Oh dear, this is my fault because I made the stage sound too horrible for words. In the event, it was a good stage. It's just that one element was added to test the shooters' ability to shoot through a very restricted port, and the experiment failed.

This was a club match, which means it had no effect of shooter rankings. There was no prize table, no rewards other than "bragging rights", and historically this venue has served to try out new twists on the run-of-the-mill stage designs such as "Underwater Submarine", which the commenter mentioned.

The stage designer wanted to try out a new twist, and it didn't ... quite ... work. Nothing more or less than that was intended, and it's notable that the stage designer took the time to watch the first squad shoot the stage. When it was obvious that the design wasn't feasible, he modified the stage props so that it worked, and we only had to reshoot four competitors to prove that the new stage construction worked.

Let me put this in some perspective.

I am very critical of stage designs, and although I was leery of the restricted ports I made no protest until a couple of shooters had tested it and we found it to be unusable. When it was ultimately proven to be unusable, the problem was fixed and we completed the stage before the next squad caught up with us.

Perhaps I made it sound more egregious than it deserved, but over-all the stage design was good. It allowed us to wring out the new design element, and we all learned from it.
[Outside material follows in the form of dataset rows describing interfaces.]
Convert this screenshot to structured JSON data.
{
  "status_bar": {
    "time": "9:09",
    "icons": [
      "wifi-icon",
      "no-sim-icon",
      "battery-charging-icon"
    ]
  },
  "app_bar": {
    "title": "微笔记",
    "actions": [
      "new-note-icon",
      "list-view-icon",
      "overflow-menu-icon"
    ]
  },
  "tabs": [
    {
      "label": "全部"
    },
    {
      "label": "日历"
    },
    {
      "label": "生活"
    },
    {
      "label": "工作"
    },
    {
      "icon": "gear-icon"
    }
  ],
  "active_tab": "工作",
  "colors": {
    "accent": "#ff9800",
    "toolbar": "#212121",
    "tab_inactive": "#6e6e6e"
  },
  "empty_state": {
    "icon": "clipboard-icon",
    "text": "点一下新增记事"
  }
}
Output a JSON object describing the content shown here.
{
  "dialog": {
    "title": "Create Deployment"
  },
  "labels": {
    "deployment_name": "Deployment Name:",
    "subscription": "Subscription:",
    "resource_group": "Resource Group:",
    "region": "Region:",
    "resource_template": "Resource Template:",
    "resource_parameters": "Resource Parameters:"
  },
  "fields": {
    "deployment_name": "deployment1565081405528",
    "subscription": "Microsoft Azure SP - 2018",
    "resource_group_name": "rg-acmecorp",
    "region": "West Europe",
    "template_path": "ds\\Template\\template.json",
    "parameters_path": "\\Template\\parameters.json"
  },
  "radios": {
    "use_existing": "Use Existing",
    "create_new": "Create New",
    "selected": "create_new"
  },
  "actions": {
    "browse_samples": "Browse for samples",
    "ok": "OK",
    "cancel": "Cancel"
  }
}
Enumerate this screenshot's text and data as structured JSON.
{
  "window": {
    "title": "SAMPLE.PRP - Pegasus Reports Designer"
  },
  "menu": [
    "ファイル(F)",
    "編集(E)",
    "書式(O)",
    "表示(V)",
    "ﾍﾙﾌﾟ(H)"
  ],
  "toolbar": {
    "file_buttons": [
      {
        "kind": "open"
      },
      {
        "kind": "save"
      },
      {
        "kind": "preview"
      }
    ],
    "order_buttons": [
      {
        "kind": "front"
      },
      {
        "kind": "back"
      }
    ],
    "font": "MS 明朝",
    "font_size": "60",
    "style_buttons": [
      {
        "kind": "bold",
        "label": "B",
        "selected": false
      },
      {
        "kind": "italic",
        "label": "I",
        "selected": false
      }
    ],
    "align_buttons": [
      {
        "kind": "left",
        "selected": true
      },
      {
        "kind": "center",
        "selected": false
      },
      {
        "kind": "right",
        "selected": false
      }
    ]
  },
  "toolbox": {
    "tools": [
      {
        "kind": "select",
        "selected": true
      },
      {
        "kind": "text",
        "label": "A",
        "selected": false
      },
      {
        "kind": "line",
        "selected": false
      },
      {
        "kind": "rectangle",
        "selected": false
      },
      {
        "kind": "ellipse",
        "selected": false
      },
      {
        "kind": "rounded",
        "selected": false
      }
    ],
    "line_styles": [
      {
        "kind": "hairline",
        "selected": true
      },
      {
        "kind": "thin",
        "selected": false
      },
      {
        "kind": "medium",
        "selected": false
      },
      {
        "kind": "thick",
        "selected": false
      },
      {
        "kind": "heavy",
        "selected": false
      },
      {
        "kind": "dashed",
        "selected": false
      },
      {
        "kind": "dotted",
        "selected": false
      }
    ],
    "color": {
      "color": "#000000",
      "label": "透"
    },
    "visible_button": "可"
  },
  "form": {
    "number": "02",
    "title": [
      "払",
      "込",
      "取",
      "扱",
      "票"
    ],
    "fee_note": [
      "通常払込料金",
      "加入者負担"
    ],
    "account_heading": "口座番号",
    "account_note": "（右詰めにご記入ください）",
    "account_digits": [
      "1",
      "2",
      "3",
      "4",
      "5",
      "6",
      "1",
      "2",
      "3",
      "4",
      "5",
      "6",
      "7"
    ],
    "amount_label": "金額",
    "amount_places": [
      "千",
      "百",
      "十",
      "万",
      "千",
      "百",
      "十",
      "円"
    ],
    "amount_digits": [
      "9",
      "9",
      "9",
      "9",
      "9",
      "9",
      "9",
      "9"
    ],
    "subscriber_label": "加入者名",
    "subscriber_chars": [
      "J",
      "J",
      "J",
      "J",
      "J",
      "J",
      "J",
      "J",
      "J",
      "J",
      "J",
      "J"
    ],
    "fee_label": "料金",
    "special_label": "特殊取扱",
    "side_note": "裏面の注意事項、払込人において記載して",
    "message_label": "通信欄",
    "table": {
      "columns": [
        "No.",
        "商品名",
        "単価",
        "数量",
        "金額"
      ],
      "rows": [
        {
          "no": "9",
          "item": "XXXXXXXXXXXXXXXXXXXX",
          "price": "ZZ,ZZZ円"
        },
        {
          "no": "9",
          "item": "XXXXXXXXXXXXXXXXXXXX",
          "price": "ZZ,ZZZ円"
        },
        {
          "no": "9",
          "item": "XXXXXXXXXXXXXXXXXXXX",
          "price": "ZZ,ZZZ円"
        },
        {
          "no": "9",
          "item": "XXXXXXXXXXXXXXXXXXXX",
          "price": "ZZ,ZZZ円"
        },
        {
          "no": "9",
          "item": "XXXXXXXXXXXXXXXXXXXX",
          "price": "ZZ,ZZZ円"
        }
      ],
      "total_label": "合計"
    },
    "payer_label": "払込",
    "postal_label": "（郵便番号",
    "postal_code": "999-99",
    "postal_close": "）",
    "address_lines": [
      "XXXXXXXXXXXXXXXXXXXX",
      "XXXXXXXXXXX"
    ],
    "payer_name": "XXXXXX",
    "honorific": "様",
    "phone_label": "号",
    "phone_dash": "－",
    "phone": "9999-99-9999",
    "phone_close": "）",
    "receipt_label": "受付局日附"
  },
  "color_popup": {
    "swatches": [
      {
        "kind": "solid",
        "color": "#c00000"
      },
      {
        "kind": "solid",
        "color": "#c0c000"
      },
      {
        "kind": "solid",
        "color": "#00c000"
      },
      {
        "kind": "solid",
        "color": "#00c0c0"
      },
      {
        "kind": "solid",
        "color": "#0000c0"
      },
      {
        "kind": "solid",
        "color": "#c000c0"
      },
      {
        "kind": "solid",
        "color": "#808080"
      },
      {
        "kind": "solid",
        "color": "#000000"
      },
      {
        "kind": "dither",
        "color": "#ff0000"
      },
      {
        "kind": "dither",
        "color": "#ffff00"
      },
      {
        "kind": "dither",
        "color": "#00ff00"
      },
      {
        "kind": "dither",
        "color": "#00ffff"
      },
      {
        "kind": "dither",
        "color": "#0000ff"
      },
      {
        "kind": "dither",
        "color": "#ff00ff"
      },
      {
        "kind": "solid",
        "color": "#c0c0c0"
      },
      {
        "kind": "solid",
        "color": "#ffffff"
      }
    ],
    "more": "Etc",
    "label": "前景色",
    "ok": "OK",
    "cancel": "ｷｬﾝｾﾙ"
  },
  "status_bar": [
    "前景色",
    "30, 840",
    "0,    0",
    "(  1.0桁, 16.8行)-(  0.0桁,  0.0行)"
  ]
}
Thats all it amounted to, and if I made it sound as if there was a lack of responsibility involved, that was my fault. I do tend to dramatize events, for readability, and in this situation I should have been more responsible in the original version of this article.